On the side of good we have the Redwallers, the Long Patrol (give’em blood and vinegar!), the Guosim, a band of warrior otters and various other likable woodlanders. Jacques throws in a large bird, too, and Martin the Warrior sends not one but several dream messages to the inhabitants of Redwall. It all makes for an impressive show of force, but the villain this time is truly frightening: Razzid Wearat (don’t ask what a wearat is. Just think R.O.U.S. and add “ugly” to the mix) captains a vermin ship that moves through the sea and land, thanks to some ingenious wheels. So it’s no trouble at all for him to plunder the coast before moving inland to the abbey…

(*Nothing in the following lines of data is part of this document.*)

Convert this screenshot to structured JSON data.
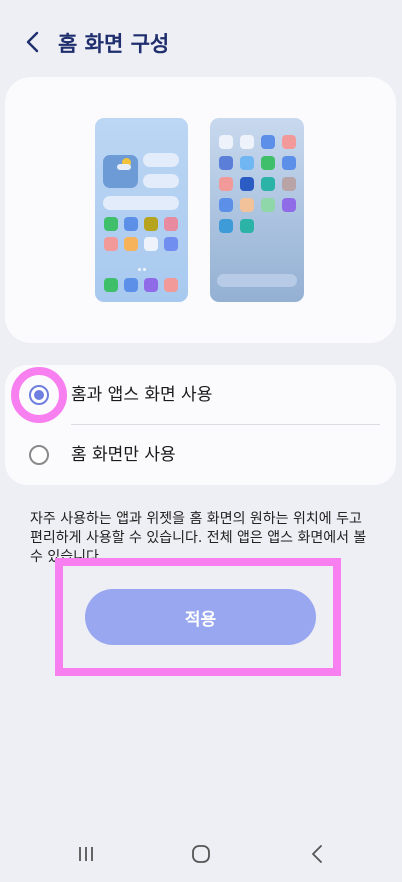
{
  "header": {
    "back_icon": "chevron-left-icon",
    "title": "홈 화면 구성"
  },
  "colors": {
    "background": "#eeeef5",
    "card": "#fbfbfd",
    "title": "#1f2f6e",
    "accent": "#6f7fe0",
    "apply_button": "#98a7f0",
    "highlight": "#f77ff0"
  },
  "preview": {
    "home_icon_colors": [
      "#3fbf6a",
      "#5b8fe8",
      "#b6a31e",
      "#e88aa0",
      "#f29a9a",
      "#f7b35a",
      "#eef3fb",
      "#6f8ef0"
    ],
    "home_dock_colors": [
      "#3fbf6a",
      "#5b8fe8",
      "#8f6be8",
      "#f29a9a"
    ],
    "apps_icon_colors": [
      "#eef3fb",
      "#eef3fb",
      "#5b8fe8",
      "#f29a9a",
      "#5b7fd8",
      "#6fb6f2",
      "#3fbf6a",
      "#5b8fe8",
      "#f29a9a",
      "#2a5cc4",
      "#2ab3a6",
      "#b8a3a6",
      "#5b8fe8",
      "#f2c29a",
      "#8fd6a8",
      "#8f6be8",
      "#3f9ad8",
      "#2ab3a6"
    ]
  },
  "options": [
    {
      "label": "홈과 앱스 화면 사용",
      "selected": true
    },
    {
      "label": "홈 화면만 사용",
      "selected": false
    }
  ],
  "description": "자주 사용하는 앱과 위젯을 홈 화면의 원하는 위치에 두고 편리하게 사용할 수 있습니다. 전체 앱은 앱스 화면에서 볼 수 있습니다.",
  "apply_label": "적용",
  "navbar": {
    "recent_icon": "recent-apps-icon",
    "home_icon": "home-icon",
    "back_icon": "back-icon"
  }
}
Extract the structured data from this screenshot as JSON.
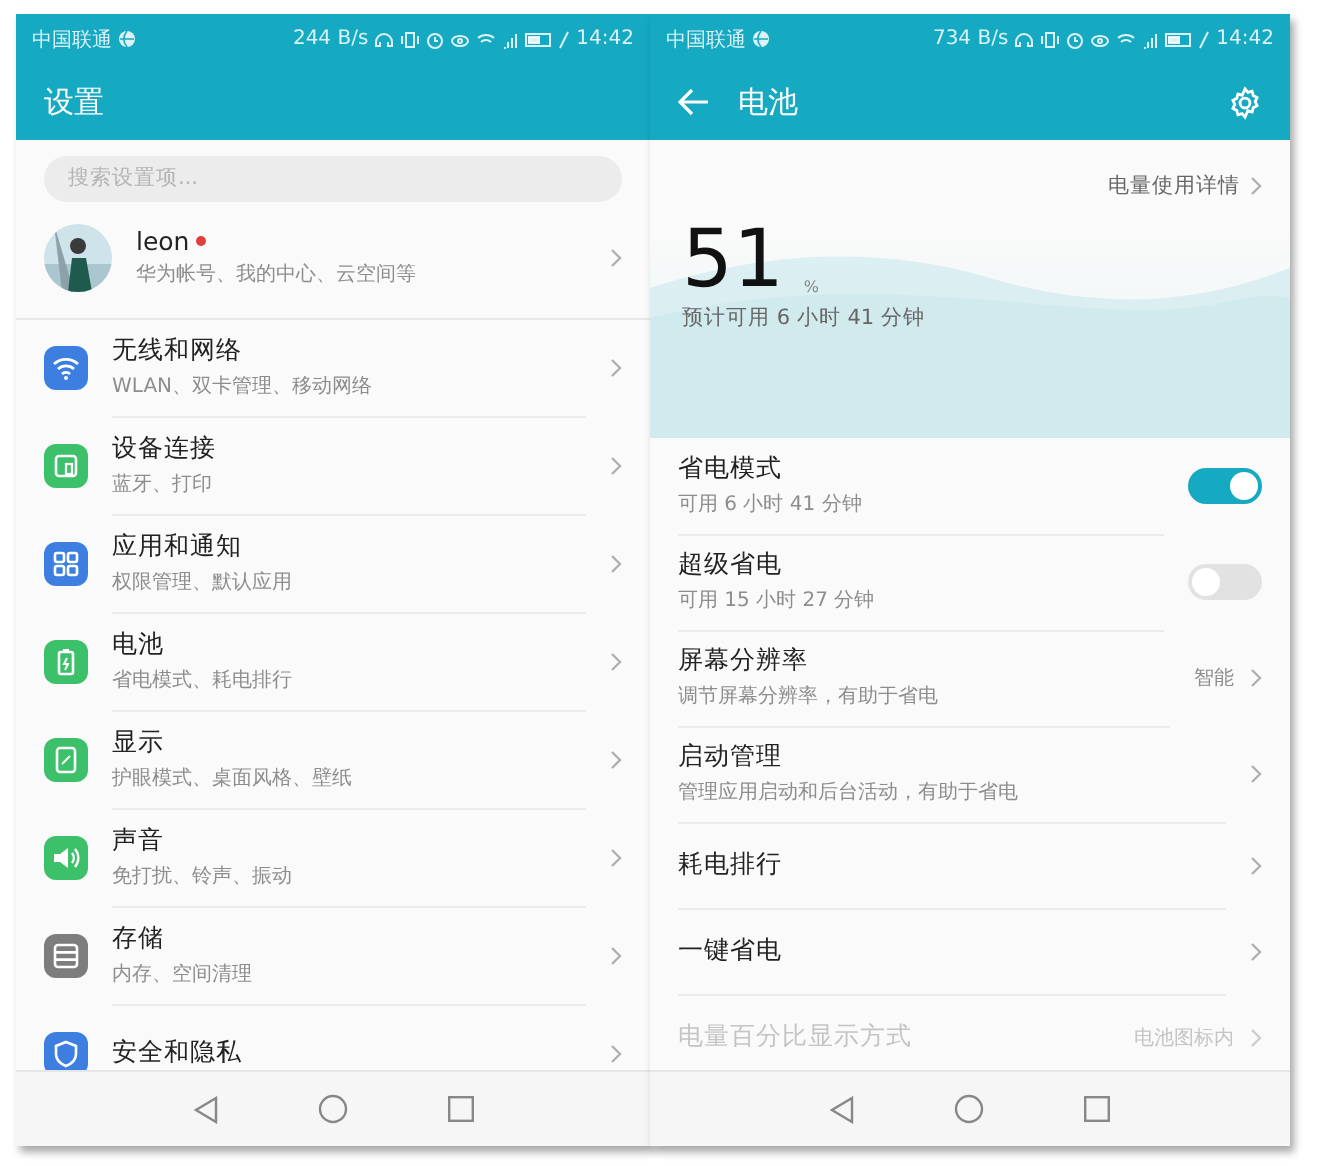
{
  "settings_screen": {
    "status_bar": {
      "carrier": "中国联通",
      "speed": "244 B/s",
      "time": "14:42"
    },
    "title": "设置",
    "search": {
      "placeholder": "搜索设置项..."
    },
    "account": {
      "name": "leon",
      "subtitle": "华为帐号、我的中心、云空间等",
      "notification_dot": true
    },
    "items": [
      {
        "title": "无线和网络",
        "subtitle": "WLAN、双卡管理、移动网络",
        "color": "#3d7fe0"
      },
      {
        "title": "设备连接",
        "subtitle": "蓝牙、打印",
        "color": "#3cc06a"
      },
      {
        "title": "应用和通知",
        "subtitle": "权限管理、默认应用",
        "color": "#3d7fe0"
      },
      {
        "title": "电池",
        "subtitle": "省电模式、耗电排行",
        "color": "#3cc06a"
      },
      {
        "title": "显示",
        "subtitle": "护眼模式、桌面风格、壁纸",
        "color": "#3cc06a"
      },
      {
        "title": "声音",
        "subtitle": "免打扰、铃声、振动",
        "color": "#3cc06a"
      },
      {
        "title": "存储",
        "subtitle": "内存、空间清理",
        "color": "#7d7d7d"
      },
      {
        "title": "安全和隐私",
        "color": "#3d7fe0"
      }
    ]
  },
  "battery_screen": {
    "status_bar": {
      "carrier": "中国联通",
      "speed": "734 B/s",
      "time": "14:42"
    },
    "title": "电池",
    "details_link": "电量使用详情",
    "level_value": "51",
    "level_unit": "%",
    "estimate": "预计可用 6 小时 41 分钟",
    "rows": [
      {
        "kind": "toggle",
        "title": "省电模式",
        "subtitle": "可用 6 小时 41 分钟",
        "on": true,
        "disabled": false
      },
      {
        "kind": "toggle",
        "title": "超级省电",
        "subtitle": "可用 15 小时 27 分钟",
        "on": false,
        "disabled": false
      },
      {
        "kind": "link",
        "title": "屏幕分辨率",
        "subtitle": "调节屏幕分辨率，有助于省电",
        "value": "智能",
        "disabled": false
      },
      {
        "kind": "link",
        "title": "启动管理",
        "subtitle": "管理应用启动和后台活动，有助于省电",
        "disabled": false
      },
      {
        "kind": "link",
        "title": "耗电排行",
        "disabled": false
      },
      {
        "kind": "link",
        "title": "一键省电",
        "disabled": false
      },
      {
        "kind": "link",
        "title": "电量百分比显示方式",
        "value": "电池图标内",
        "disabled": true
      }
    ]
  }
}
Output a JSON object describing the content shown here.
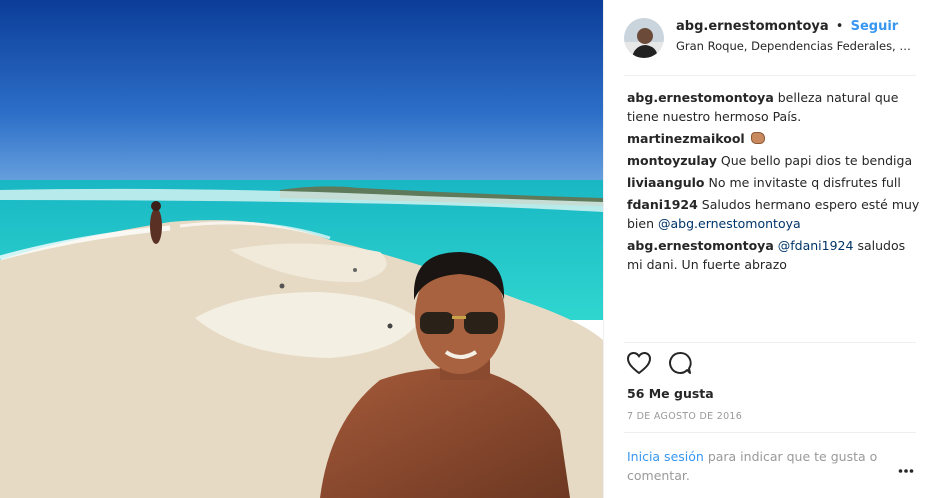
{
  "post": {
    "username": "abg.ernestomontoya",
    "separator": "•",
    "follow_label": "Seguir",
    "location": "Gran Roque, Dependencias Federales, Venezuela"
  },
  "comments": [
    {
      "user": "abg.ernestomontoya",
      "text": "belleza natural que tiene nuestro hermoso País."
    },
    {
      "user": "martinezmaikool",
      "text": "",
      "emoji": "oncoming-fist"
    },
    {
      "user": "montoyzulay",
      "text": "Que bello papi dios te bendiga"
    },
    {
      "user": "liviaangulo",
      "text": "No me invitaste q disfrutes full"
    },
    {
      "user": "fdani1924",
      "text": "Saludos hermano espero esté muy bien",
      "mention": "@abg.ernestomontoya"
    },
    {
      "user": "abg.ernestomontoya",
      "mention": "@fdani1924",
      "text": "saludos mi dani. Un fuerte abrazo"
    }
  ],
  "likes": "56 Me gusta",
  "date": "7 DE AGOSTO DE 2016",
  "login_prompt": {
    "link": "Inicia sesión",
    "text": "para indicar que te gusta o comentar."
  },
  "icons": [
    "heart-icon",
    "comment-icon",
    "more-options-icon"
  ],
  "colors": {
    "link": "#3897f0",
    "mention": "#003569",
    "muted": "#999999"
  }
}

I haven’t read all the Redwall books, but it seems to me that this one is scarier—and more violent—than usual. Razzid does some truly horrific things (mostly off-the-page), and the body count starts sooner and mounts higher. Even the minor villains (lizards and other roaming brigands) feel competent. The good guys can hardly move a foot outside their homes without getting kidnapped, drugged or attacked. With all that peril, this book was a good time to introduce the Rogue Crew: fighting sea otters who make Skipper of Otters look like a harmless Dibbun. While Redwall Skippers are peaceful until compelled to fight, these guys fight first and ask questions later. They’re still technically on the side of good, but their ruthless ways add some welcome ambiguity to the perpetually jovial otters of Redwall. And just to hammer in the point, there’s even a chapter illustration of an otter with seriously developed arm muscles (p. 187 in the hardcover edition).
My one complaint is that the enormous cast creates confusion. I couldn’t keep track of all the villains, and there are so many hares they seem to pop out of the pages like…well, like breeding rabbits. Still, it’s not that important to remember every character, and quibbles aside, The Rogue Crew remains a rollicking adventure, a satisfying conclusion that does the Redwall name proud.